The Economist published a very good article a week or so ago, arguing that football is a great sport, but it could be so much better if it were run honestly. That dishonesty comes in many forms, some of which I have just touched. Self delusion, denial, lying, cheating, greed, slothfulness, and more can be seen at this World Cup. It’s really a crying shame.
The anger of my Ghanaian friends yesterday was palpable, as they carried the collective shame of ‘Paradise Lost’, seemingly for ’30 pieces of silver’. Contrast that to the image (staged?) of Muntari handing out money on the streets in Brazil a few days ago. I felt it too: I had pinned hopes on Ghana reaching the final and winning it all. They had been ousted in 2010 by a set of controversial circumstances, including a goal-saving handball in the final minute of normal time, by none other than…Luis Suarez! That had left a bitter taste. It still is there. It is more bitter because I saw a team of wonderfully talented players reduced to the level of mediocre 12 year olds. Energy sapped. Imagination gone. Ability to think nil. Ability to execute nil. How do you go from heroes to goats in only a few days? It can’t just be money.
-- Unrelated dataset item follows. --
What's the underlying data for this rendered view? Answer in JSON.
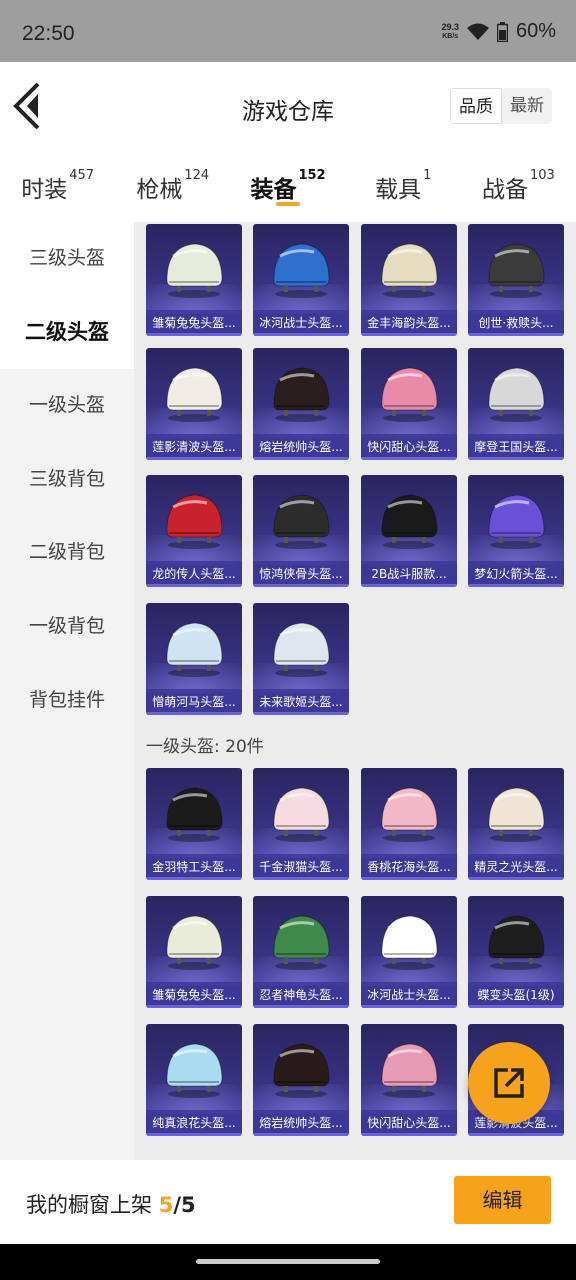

But, the tournament will move on. Little can change in terms of how the games are administered. People are excited that referees can spray white foam on the field and players do not move from where they should be. Now, it’s obvious if cheating is going on. Yet, FIFA resists doing similar things to make games more transparent and officiating easier. They were dragged kicking and screaming to sanction water breaks, while players are wilting in extreme temperatures and humidity. But, the quality of football had been lost on them for a while. Why else give the tournament to Qatar? Why not send it to Greenland in December? Who cares that they are not FIFA/UEFA members?
I’m not going to rant about the way that a simple game can descend into chaos. You read about how referees have performed in each game, and have a laugh while thinking whether they have a hard job or make an easy job look hard. They are the camel on whose back the straws are laid.
The layers of straw are sitting in their luxury seats and loving the beautiful game and all its flaws. Play on!